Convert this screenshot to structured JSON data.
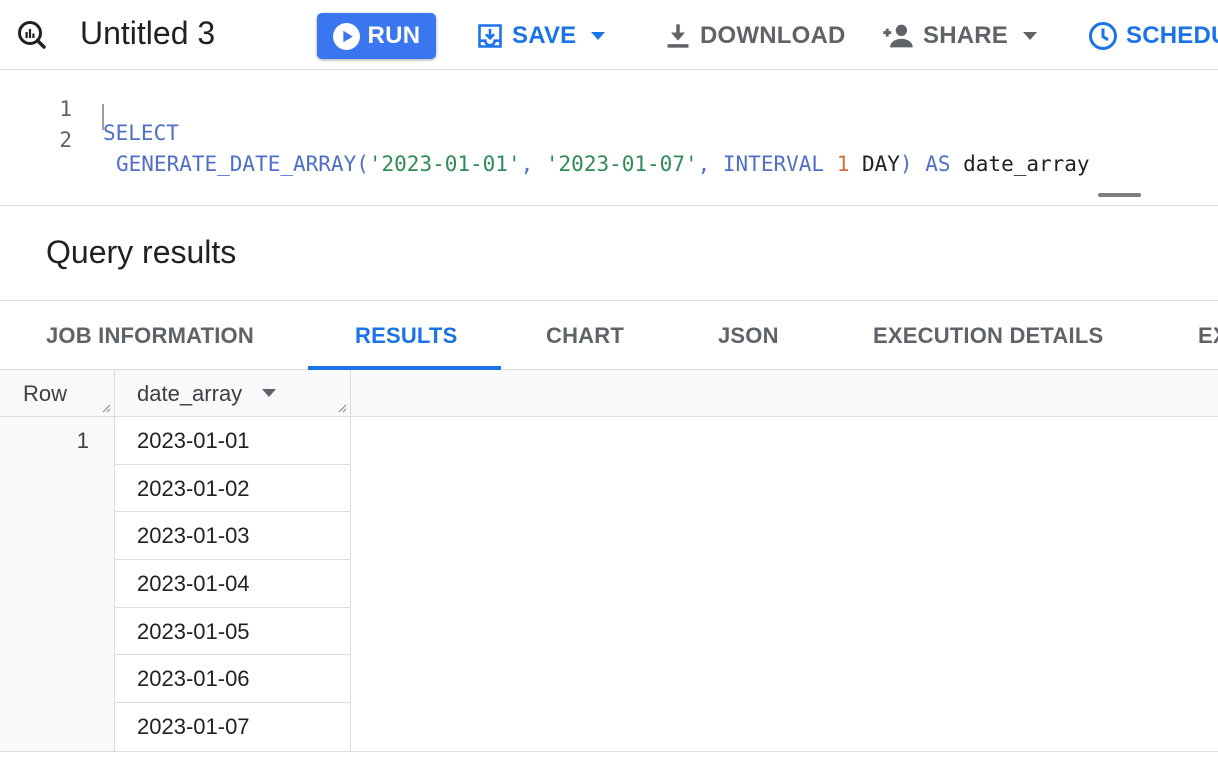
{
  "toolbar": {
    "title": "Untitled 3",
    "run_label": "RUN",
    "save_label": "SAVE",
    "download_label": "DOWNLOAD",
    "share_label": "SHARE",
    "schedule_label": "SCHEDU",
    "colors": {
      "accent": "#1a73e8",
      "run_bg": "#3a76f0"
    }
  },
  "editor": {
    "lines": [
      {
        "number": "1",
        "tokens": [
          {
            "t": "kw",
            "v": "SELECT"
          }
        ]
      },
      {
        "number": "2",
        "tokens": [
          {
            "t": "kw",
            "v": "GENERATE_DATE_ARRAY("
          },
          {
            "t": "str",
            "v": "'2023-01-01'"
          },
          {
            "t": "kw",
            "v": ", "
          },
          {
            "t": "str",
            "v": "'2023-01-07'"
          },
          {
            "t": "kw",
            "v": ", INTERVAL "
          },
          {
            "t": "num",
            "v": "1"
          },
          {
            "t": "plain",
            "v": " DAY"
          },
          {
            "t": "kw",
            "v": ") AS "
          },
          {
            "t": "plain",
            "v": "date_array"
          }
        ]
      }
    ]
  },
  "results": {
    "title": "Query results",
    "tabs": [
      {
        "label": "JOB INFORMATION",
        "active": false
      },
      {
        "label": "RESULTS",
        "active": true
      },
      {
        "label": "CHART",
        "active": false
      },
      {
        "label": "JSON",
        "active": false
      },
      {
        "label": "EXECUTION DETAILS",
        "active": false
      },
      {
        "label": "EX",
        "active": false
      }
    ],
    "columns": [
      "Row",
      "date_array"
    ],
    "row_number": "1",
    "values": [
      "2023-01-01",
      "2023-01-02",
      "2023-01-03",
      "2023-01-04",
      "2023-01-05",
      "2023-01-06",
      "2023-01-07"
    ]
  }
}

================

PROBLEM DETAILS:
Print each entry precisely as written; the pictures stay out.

REPLY:
Convert this screenshot to structured JSON data.
{
  "toolbar": {
    "title": "Untitled 3",
    "run_label": "RUN",
    "save_label": "SAVE",
    "download_label": "DOWNLOAD",
    "share_label": "SHARE",
    "schedule_label": "SCHEDU",
    "colors": {
      "accent": "#1a73e8",
      "run_bg": "#3a76f0"
    }
  },
  "editor": {
    "lines": [
      {
        "number": "1",
        "tokens": [
          {
            "t": "kw",
            "v": "SELECT"
          }
        ]
      },
      {
        "number": "2",
        "tokens": [
          {
            "t": "kw",
            "v": "GENERATE_DATE_ARRAY("
          },
          {
            "t": "str",
            "v": "'2023-01-01'"
          },
          {
            "t": "kw",
            "v": ", "
          },
          {
            "t": "str",
            "v": "'2023-01-07'"
          },
          {
            "t": "kw",
            "v": ", INTERVAL "
          },
          {
            "t": "num",
            "v": "1"
          },
          {
            "t": "plain",
            "v": " DAY"
          },
          {
            "t": "kw",
            "v": ") AS "
          },
          {
            "t": "plain",
            "v": "date_array"
          }
        ]
      }
    ]
  },
  "results": {
    "title": "Query results",
    "tabs": [
      {
        "label": "JOB INFORMATION",
        "active": false
      },
      {
        "label": "RESULTS",
        "active": true
      },
      {
        "label": "CHART",
        "active": false
      },
      {
        "label": "JSON",
        "active": false
      },
      {
        "label": "EXECUTION DETAILS",
        "active": false
      },
      {
        "label": "EX",
        "active": false
      }
    ],
    "columns": [
      "Row",
      "date_array"
    ],
    "row_number": "1",
    "values": [
      "2023-01-01",
      "2023-01-02",
      "2023-01-03",
      "2023-01-04",
      "2023-01-05",
      "2023-01-06",
      "2023-01-07"
    ]
  }
}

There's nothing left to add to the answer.